Exercise details ▸
If a line of the data below holds the word "title", list it.
Given records Start Marker
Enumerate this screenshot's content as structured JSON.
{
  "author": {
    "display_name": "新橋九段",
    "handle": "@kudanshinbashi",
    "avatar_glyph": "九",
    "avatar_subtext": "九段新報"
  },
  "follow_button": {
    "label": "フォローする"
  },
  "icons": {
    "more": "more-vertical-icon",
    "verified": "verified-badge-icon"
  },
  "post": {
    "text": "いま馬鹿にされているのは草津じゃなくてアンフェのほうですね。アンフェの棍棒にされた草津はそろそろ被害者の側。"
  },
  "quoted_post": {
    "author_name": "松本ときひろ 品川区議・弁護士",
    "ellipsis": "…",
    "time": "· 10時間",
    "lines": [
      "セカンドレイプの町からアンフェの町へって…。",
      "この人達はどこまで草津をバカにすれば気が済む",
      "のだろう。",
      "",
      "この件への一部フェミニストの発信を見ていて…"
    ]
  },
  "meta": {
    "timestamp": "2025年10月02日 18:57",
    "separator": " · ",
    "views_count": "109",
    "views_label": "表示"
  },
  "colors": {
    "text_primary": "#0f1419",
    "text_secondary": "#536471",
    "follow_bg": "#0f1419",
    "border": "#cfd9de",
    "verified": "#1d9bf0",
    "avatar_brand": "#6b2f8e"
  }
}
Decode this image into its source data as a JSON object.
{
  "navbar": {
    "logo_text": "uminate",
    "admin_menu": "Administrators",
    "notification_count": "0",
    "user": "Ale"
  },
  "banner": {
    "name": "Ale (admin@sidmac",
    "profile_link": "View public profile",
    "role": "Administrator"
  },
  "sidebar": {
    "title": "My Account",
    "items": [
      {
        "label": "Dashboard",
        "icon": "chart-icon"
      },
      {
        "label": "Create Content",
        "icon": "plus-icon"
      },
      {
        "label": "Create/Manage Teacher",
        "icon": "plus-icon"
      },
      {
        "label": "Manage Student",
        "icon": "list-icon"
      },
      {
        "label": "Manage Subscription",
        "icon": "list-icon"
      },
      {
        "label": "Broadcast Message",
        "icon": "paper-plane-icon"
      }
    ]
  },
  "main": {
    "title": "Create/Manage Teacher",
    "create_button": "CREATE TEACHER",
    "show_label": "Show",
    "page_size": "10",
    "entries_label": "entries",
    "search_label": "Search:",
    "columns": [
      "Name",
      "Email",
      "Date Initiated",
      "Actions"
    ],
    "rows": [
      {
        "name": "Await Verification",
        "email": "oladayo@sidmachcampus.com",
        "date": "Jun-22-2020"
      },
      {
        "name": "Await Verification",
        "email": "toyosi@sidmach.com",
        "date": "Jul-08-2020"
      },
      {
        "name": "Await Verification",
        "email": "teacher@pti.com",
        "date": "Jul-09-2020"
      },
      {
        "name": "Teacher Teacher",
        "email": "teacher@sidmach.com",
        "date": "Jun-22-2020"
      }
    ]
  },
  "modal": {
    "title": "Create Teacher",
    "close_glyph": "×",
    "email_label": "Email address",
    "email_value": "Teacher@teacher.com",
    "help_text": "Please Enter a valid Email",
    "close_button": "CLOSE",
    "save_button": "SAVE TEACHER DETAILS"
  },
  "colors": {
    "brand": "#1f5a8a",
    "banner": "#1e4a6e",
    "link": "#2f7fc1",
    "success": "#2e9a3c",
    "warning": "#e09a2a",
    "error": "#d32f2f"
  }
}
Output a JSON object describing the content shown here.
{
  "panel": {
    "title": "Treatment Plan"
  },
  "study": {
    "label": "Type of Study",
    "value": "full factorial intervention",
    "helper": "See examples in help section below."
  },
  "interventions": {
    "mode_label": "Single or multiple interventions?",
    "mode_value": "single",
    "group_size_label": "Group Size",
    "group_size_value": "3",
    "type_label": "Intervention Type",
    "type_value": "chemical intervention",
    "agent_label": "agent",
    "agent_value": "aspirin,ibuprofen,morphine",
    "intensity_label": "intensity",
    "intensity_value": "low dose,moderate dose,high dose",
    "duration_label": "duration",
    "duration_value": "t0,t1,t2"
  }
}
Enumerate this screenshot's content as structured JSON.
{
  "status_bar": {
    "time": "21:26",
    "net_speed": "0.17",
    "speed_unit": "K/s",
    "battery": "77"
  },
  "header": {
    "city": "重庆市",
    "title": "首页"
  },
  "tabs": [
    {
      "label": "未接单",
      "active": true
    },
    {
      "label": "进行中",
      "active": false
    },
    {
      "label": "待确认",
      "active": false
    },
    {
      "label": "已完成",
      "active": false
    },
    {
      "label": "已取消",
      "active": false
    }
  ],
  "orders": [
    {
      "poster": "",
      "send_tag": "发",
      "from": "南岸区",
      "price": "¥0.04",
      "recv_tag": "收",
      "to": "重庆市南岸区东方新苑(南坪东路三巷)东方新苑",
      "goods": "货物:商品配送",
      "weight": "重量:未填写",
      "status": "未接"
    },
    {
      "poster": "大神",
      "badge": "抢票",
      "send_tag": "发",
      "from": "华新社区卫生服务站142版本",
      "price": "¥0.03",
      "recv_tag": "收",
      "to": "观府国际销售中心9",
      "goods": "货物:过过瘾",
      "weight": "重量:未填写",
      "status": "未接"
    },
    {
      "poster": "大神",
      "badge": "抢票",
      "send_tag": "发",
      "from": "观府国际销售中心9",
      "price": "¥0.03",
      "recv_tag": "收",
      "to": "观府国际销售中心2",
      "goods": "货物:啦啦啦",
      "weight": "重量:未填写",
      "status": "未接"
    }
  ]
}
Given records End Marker
Exercise result ▸
    "title": "My Account",
    "title": "Create/Manage Teacher",
    "title": "Create Teacher",
    "title": "Treatment Plan"
    "title": "首页"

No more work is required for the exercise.